---------- SUPPLIED DATA ----------

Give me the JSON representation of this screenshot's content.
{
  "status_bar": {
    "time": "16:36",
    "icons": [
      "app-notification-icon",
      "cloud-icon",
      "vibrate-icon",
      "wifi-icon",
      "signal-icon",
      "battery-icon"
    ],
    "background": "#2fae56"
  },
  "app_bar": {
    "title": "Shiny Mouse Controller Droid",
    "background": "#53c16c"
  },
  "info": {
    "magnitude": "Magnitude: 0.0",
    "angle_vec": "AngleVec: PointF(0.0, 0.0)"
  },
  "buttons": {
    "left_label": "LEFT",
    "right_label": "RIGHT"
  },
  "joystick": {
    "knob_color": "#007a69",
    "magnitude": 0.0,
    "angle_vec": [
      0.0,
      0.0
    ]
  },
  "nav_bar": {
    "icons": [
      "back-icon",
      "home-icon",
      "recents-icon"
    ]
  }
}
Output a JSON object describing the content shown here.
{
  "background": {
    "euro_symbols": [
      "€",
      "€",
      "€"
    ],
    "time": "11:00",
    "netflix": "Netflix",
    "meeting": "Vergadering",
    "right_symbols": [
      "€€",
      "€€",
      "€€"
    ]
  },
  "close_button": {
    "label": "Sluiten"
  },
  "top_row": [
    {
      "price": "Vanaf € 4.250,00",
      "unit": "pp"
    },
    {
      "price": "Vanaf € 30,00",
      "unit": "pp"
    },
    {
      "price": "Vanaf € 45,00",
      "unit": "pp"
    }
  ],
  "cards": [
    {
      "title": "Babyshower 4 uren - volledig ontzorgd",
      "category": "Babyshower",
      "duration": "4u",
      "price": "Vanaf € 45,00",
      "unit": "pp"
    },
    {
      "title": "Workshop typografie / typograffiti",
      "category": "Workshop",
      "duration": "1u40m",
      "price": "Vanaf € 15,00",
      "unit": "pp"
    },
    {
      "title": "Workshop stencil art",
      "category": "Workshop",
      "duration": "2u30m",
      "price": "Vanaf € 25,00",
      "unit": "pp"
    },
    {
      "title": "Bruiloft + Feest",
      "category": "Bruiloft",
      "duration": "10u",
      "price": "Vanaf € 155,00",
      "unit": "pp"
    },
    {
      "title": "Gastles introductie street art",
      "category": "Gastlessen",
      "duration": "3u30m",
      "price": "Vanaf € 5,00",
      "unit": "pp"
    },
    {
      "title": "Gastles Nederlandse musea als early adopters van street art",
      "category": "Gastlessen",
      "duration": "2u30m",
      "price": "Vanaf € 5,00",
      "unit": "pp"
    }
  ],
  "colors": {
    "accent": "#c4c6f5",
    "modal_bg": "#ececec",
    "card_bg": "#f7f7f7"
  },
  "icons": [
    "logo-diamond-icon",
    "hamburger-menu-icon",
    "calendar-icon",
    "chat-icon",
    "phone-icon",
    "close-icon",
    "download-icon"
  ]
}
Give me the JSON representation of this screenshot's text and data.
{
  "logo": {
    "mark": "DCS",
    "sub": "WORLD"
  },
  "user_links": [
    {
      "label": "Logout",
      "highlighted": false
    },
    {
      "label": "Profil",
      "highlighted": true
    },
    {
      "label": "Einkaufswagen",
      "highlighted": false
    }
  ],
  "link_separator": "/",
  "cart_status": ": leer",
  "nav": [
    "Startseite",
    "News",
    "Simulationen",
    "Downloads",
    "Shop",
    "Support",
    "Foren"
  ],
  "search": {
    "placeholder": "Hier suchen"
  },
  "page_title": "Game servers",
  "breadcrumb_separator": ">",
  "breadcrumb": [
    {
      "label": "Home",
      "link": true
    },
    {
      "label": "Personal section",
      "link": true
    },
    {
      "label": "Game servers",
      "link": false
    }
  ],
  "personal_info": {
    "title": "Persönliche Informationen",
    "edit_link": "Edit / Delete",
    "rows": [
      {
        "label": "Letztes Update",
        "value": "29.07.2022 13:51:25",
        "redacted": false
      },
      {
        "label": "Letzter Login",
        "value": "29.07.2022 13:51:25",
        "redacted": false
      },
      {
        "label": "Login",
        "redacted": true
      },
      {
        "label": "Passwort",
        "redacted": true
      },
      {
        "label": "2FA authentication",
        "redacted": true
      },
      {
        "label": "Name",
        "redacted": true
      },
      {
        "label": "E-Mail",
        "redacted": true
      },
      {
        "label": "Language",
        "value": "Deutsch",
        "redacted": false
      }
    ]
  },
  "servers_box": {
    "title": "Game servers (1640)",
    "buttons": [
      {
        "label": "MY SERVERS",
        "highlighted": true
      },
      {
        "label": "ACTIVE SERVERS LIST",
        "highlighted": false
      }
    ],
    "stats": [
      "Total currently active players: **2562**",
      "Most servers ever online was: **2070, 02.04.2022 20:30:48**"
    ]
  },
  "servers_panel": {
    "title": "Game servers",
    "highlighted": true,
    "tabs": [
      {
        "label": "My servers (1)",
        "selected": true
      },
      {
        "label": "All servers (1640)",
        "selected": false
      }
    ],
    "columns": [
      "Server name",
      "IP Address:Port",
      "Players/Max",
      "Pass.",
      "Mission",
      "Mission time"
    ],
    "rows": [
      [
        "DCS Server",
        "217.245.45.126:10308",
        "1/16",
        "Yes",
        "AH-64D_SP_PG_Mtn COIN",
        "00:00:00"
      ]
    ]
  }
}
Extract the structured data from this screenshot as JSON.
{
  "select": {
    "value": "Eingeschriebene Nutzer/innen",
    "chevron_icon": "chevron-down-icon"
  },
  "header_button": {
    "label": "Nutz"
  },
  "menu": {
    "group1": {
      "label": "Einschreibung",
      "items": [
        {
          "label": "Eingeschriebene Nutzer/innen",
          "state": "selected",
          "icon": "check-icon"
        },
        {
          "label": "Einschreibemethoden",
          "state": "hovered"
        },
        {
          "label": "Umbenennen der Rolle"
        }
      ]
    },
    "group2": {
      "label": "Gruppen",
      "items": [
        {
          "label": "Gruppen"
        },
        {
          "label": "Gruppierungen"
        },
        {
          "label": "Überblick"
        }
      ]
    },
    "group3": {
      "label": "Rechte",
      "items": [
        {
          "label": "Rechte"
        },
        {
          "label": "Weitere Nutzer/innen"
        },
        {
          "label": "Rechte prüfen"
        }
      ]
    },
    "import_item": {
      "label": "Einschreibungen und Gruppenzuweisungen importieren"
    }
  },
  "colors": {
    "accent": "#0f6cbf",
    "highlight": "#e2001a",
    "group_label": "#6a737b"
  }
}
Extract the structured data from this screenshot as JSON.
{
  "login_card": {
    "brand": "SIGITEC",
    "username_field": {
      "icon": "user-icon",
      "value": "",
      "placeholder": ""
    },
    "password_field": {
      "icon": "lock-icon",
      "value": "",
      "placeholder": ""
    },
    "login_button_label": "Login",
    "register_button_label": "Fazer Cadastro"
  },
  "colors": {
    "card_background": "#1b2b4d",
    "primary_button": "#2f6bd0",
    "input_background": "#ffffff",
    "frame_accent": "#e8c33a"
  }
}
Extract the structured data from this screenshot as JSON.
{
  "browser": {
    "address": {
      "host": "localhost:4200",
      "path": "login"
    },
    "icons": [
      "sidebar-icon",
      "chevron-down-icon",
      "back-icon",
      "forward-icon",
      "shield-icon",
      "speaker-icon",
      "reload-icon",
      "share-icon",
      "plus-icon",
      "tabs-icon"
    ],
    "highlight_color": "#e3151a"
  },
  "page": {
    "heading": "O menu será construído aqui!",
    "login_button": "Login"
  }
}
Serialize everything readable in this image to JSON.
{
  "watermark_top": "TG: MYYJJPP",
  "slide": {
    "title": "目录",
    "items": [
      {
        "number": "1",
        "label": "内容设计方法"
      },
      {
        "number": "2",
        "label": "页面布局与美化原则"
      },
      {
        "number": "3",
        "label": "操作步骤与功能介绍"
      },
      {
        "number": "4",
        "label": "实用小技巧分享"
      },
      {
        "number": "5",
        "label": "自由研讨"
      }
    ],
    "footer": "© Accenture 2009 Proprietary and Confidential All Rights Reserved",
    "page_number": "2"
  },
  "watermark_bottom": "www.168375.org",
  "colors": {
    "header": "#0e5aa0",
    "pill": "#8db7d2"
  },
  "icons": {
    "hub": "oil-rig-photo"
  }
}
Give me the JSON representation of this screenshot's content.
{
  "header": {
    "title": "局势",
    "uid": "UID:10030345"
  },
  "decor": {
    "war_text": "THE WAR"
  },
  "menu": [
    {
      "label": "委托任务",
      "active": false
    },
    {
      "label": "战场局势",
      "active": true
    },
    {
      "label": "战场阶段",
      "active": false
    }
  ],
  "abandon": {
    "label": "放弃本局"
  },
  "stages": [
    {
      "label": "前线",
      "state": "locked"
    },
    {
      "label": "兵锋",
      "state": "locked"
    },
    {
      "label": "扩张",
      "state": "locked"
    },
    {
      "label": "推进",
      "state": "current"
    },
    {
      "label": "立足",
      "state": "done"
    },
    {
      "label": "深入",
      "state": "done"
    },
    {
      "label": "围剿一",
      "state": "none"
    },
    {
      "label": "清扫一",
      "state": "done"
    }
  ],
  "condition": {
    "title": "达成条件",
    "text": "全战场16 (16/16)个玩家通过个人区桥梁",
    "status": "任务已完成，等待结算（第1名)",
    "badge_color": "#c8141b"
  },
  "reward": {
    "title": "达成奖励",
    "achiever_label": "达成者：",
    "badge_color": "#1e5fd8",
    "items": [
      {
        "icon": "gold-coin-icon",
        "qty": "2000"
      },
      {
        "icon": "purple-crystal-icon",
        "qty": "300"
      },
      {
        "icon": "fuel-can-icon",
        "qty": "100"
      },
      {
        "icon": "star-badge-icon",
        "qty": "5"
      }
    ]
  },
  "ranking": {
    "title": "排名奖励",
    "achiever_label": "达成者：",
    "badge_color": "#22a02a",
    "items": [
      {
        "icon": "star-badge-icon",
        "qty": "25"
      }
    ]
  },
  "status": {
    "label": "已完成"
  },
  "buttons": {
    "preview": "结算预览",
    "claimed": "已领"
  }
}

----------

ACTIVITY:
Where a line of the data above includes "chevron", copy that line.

ANSWER BELOW:
    "chevron_icon": "chevron-down-icon"
      "chevron-down-icon",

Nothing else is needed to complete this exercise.